[Start of Attachment]

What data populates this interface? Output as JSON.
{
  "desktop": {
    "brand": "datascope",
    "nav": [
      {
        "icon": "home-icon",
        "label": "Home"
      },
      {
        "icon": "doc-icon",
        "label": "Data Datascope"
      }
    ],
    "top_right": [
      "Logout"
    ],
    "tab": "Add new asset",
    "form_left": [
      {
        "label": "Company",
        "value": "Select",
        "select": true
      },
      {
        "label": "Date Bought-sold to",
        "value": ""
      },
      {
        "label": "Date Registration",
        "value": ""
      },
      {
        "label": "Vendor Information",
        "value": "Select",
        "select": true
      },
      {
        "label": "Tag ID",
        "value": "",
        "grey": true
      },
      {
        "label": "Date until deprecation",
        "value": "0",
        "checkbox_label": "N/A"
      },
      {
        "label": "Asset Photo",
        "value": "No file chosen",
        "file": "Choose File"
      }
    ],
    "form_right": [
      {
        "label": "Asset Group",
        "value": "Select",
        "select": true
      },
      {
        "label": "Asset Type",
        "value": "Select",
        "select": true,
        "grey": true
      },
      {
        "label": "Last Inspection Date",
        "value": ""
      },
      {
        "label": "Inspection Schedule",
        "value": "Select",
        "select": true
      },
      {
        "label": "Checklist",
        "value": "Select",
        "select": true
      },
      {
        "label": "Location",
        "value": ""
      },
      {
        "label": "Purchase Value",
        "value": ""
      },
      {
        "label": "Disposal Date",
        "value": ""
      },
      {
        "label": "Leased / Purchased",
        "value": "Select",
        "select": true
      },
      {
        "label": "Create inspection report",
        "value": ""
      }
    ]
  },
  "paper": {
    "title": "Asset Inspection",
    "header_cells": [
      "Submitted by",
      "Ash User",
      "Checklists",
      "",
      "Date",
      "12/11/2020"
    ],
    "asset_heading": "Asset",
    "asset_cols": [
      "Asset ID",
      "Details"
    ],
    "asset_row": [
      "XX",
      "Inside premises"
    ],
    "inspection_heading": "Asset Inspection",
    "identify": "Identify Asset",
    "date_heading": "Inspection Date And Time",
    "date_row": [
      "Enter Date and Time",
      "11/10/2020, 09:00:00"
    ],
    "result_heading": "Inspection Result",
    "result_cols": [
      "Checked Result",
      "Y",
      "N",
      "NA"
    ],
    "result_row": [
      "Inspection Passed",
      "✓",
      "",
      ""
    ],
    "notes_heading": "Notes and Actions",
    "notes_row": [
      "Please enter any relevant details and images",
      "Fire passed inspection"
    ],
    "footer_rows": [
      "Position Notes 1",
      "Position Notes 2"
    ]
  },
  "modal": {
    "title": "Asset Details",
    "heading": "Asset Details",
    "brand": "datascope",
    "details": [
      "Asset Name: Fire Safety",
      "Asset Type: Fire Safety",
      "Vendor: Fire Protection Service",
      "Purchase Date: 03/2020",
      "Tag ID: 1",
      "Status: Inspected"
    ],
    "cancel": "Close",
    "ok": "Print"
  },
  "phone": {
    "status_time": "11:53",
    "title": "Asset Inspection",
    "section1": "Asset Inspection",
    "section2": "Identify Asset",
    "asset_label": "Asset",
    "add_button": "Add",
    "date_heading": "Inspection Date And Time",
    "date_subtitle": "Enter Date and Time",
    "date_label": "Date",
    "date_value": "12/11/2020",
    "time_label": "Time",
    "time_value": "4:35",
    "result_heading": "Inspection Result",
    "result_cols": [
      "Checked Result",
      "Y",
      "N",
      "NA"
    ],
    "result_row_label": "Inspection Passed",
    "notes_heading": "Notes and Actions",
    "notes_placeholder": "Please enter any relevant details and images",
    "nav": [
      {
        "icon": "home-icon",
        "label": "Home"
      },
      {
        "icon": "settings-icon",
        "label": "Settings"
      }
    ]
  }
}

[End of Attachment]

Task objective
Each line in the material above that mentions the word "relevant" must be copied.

Output
      "Please enter any relevant details and images",
    "notes_placeholder": "Please enter any relevant details and images",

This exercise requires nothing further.